§ Work item
Each record is to be copied exactly as written.

§ Extracted entries
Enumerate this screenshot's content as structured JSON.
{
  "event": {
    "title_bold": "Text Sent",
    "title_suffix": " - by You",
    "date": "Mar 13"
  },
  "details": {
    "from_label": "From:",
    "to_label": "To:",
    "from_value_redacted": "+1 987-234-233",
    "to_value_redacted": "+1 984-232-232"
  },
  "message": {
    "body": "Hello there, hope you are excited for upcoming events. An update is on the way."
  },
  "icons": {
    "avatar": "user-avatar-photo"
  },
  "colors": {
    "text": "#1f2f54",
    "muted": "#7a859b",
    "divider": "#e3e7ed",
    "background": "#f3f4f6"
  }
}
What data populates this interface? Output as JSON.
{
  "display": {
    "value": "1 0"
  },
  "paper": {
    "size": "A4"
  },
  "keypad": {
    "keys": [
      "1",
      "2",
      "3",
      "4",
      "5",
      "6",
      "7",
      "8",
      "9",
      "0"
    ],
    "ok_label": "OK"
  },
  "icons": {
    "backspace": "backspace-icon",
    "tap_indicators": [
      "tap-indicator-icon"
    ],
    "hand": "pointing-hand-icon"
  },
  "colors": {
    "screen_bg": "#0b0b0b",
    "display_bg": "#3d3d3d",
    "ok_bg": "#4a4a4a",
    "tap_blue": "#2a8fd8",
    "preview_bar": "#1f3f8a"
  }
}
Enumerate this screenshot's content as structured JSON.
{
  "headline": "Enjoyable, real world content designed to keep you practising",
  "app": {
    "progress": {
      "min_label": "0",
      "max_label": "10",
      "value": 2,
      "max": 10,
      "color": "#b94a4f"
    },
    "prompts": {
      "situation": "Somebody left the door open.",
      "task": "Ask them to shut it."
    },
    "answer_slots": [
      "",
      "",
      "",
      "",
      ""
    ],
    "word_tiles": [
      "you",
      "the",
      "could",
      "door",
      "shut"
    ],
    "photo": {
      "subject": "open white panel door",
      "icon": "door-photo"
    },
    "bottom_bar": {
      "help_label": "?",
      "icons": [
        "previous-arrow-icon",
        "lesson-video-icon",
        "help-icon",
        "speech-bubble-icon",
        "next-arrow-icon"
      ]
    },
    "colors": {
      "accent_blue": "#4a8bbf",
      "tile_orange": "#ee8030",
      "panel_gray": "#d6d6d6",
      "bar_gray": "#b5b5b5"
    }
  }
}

§ Answer
Enumerate this screenshot's content as structured JSON.
{
  "event": {
    "title_bold": "Text Sent",
    "title_suffix": " - by You",
    "date": "Mar 13"
  },
  "details": {
    "from_label": "From:",
    "to_label": "To:",
    "from_value_redacted": "+1 987-234-233",
    "to_value_redacted": "+1 984-232-232"
  },
  "message": {
    "body": "Hello there, hope you are excited for upcoming events. An update is on the way."
  },
  "icons": {
    "avatar": "user-avatar-photo"
  },
  "colors": {
    "text": "#1f2f54",
    "muted": "#7a859b",
    "divider": "#e3e7ed",
    "background": "#f3f4f6"
  }
}
What data populates this interface? Output as JSON.
{
  "display": {
    "value": "1 0"
  },
  "paper": {
    "size": "A4"
  },
  "keypad": {
    "keys": [
      "1",
      "2",
      "3",
      "4",
      "5",
      "6",
      "7",
      "8",
      "9",
      "0"
    ],
    "ok_label": "OK"
  },
  "icons": {
    "backspace": "backspace-icon",
    "tap_indicators": [
      "tap-indicator-icon"
    ],
    "hand": "pointing-hand-icon"
  },
  "colors": {
    "screen_bg": "#0b0b0b",
    "display_bg": "#3d3d3d",
    "ok_bg": "#4a4a4a",
    "tap_blue": "#2a8fd8",
    "preview_bar": "#1f3f8a"
  }
}
Enumerate this screenshot's content as structured JSON.
{
  "headline": "Enjoyable, real world content designed to keep you practising",
  "app": {
    "progress": {
      "min_label": "0",
      "max_label": "10",
      "value": 2,
      "max": 10,
      "color": "#b94a4f"
    },
    "prompts": {
      "situation": "Somebody left the door open.",
      "task": "Ask them to shut it."
    },
    "answer_slots": [
      "",
      "",
      "",
      "",
      ""
    ],
    "word_tiles": [
      "you",
      "the",
      "could",
      "door",
      "shut"
    ],
    "photo": {
      "subject": "open white panel door",
      "icon": "door-photo"
    },
    "bottom_bar": {
      "help_label": "?",
      "icons": [
        "previous-arrow-icon",
        "lesson-video-icon",
        "help-icon",
        "speech-bubble-icon",
        "next-arrow-icon"
      ]
    },
    "colors": {
      "accent_blue": "#4a8bbf",
      "tile_orange": "#ee8030",
      "panel_gray": "#d6d6d6",
      "bar_gray": "#b5b5b5"
    }
  }
}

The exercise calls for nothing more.